It’s unclear how he got his nickname. They were calling him Cap at Elon College, where he played baseball, football, and basketball. The student newspaper in 1928 went further than that. “The Babe Ruth of Elon,” it described the slugging outfielder.[I]

After graduating in 1930, Clark taught and coached first at Garner High School in Wake County and then at Raeford high in Hoke County. He played ball in the summer. Clark switched position to catcher while playing for the Asheville Tourists early in his professional career.

After hitting well over .300 for two years in the high minor leagues, Clark got his chance when the Philadelphia Phillies hired him as their backup catcher for the 1938 season. He hit .257 in limited play and was released.

After a couple of more years in the minors, Clark quit baseball in 1940, about the time he and Fred Culbreth opened Clark & Culbreth Sporting Goods in Fayetteville.

Clark had married Mildred Pipkin, a Garner native, in 1936. They settled in Fayetteville to raise their two children.

 He was a young man – only 49 – in 1957 when a heart attack killed Cap Clark.

A few years later, St. Andrews College in Laurinburg named its new baseball field after Clark, a school benefactor. His store, now Clark Sporting Goods Co. and no longer owned by the family, is still there on Bragg Boulevard.

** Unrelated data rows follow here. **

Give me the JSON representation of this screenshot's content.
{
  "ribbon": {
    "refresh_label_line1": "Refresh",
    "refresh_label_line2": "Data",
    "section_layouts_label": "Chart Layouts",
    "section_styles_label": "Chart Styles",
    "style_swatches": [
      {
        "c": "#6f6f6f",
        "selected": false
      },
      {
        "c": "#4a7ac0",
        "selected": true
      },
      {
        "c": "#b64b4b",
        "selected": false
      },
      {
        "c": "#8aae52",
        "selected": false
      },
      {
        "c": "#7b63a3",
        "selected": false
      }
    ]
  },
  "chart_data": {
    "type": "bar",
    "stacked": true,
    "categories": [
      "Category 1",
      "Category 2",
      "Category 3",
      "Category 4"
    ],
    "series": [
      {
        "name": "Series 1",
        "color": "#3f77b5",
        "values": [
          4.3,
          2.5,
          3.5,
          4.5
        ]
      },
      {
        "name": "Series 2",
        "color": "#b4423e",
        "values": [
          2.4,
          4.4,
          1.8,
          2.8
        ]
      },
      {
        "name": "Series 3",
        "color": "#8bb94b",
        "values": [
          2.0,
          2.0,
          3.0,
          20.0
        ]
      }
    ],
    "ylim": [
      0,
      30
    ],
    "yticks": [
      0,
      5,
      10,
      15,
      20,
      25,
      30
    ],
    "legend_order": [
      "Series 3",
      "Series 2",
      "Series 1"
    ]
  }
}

Reference
 [I] “Clark Lead Elon Past L-R.” Maroon and Gold (Elon College, Elon, NC), April 26, 1928.